TASK:
Could you report every line of the listing below that holds the word "experimental"?

--

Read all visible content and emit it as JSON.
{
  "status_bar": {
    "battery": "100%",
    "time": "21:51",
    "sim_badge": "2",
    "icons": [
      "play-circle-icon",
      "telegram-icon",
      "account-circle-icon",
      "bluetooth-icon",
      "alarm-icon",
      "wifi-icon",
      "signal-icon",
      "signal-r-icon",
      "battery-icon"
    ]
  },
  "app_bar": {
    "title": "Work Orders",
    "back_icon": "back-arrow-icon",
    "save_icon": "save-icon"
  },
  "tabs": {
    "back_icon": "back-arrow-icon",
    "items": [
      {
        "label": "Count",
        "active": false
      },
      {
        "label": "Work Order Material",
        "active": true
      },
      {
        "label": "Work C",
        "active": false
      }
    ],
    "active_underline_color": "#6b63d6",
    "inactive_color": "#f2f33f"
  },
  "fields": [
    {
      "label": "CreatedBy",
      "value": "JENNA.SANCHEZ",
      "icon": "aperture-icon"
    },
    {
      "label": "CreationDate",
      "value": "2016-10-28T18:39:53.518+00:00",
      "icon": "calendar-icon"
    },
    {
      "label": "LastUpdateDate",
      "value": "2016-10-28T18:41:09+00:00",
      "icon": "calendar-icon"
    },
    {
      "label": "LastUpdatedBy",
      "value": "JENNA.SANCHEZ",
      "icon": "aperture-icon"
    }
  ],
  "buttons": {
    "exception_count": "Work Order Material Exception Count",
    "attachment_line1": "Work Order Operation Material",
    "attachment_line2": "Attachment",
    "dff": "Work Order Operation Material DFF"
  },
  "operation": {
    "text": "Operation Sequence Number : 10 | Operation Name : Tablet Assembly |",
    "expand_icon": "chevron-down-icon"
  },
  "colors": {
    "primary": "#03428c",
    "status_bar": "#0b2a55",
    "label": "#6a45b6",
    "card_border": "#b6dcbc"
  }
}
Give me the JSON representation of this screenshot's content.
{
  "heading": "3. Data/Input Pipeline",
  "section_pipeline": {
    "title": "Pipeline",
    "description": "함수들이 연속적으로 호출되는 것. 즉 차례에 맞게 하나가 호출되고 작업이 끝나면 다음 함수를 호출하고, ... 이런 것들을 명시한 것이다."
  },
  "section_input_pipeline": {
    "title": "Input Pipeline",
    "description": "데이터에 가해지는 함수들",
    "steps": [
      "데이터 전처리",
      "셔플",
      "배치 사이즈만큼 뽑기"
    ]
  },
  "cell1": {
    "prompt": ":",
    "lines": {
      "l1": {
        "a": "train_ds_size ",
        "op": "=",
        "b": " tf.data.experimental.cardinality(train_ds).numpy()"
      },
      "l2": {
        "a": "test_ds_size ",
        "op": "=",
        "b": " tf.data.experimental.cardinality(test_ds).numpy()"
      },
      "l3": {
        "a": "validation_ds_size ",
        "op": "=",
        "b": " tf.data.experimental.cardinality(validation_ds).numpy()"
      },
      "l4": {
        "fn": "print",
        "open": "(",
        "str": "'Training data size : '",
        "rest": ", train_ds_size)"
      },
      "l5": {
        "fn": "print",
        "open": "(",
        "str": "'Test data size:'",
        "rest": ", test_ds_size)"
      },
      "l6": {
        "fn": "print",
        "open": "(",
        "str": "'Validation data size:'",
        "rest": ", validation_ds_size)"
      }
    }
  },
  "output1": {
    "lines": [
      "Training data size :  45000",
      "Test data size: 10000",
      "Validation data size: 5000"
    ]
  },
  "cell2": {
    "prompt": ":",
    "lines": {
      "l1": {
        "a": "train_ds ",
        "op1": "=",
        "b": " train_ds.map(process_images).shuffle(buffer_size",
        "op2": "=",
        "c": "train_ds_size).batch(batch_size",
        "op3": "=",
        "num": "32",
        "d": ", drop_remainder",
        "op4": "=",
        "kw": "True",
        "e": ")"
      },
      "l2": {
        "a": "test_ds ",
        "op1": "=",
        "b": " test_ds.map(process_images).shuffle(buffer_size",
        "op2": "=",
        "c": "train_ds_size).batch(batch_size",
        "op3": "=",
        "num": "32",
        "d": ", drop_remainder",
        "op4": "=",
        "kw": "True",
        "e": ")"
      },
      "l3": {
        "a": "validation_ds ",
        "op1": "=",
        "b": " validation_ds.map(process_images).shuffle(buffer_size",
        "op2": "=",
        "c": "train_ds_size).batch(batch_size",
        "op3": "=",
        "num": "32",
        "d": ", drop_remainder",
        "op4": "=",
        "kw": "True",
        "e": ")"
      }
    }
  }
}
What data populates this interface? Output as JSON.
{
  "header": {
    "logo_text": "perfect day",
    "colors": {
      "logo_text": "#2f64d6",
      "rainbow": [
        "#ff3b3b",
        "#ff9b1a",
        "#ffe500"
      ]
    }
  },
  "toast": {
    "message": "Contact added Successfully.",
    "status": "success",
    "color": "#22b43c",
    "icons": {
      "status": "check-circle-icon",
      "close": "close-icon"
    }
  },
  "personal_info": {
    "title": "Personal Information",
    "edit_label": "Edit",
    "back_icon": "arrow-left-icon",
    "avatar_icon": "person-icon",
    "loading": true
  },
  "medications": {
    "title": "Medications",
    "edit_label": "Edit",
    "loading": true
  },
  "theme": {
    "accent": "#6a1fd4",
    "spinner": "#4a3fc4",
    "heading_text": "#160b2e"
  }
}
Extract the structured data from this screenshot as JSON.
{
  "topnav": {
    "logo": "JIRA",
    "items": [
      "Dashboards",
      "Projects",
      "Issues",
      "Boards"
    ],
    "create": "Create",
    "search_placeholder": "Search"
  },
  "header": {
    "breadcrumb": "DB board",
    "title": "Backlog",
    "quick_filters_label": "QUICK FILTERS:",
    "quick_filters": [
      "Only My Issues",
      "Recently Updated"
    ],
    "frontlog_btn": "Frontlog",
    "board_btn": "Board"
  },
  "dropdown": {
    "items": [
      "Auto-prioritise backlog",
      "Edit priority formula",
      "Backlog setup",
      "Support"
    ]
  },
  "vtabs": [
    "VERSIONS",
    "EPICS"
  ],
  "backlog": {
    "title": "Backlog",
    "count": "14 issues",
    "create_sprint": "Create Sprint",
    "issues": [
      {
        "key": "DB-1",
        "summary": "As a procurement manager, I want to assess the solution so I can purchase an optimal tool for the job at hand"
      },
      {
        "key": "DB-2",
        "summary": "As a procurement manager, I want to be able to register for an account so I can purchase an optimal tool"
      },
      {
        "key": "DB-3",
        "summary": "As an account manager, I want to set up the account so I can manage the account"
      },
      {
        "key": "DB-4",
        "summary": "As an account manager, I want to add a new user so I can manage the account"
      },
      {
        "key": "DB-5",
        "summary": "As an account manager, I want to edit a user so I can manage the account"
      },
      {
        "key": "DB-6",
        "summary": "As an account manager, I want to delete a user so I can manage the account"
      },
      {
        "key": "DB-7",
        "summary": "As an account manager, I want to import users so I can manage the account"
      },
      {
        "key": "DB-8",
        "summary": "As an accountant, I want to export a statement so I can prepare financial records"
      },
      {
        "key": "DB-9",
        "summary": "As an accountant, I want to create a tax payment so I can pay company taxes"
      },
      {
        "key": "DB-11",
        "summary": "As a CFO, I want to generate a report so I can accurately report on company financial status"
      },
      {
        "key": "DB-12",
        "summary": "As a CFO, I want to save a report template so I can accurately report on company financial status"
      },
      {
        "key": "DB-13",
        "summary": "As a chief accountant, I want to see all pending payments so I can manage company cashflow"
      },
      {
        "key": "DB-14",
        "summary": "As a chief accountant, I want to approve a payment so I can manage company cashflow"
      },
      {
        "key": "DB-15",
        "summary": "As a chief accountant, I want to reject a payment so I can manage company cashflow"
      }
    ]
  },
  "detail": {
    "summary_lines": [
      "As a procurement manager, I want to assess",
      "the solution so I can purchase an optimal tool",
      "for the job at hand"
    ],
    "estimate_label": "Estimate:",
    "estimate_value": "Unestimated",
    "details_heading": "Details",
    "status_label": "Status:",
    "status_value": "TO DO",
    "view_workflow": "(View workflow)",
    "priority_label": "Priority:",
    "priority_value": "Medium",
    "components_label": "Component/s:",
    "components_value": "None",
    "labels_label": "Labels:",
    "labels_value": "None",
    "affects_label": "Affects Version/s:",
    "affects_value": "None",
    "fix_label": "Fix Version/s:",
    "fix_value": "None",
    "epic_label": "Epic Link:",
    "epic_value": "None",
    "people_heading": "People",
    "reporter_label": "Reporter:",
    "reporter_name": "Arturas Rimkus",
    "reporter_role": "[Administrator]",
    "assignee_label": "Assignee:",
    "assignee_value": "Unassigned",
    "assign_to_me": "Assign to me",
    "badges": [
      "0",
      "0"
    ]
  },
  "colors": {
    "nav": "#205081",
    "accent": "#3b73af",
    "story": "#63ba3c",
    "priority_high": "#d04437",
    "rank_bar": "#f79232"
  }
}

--

REPLY:
        "b": " tf.data.experimental.cardinality(train_ds).numpy()"
        "b": " tf.data.experimental.cardinality(test_ds).numpy()"
        "b": " tf.data.experimental.cardinality(validation_ds).numpy()"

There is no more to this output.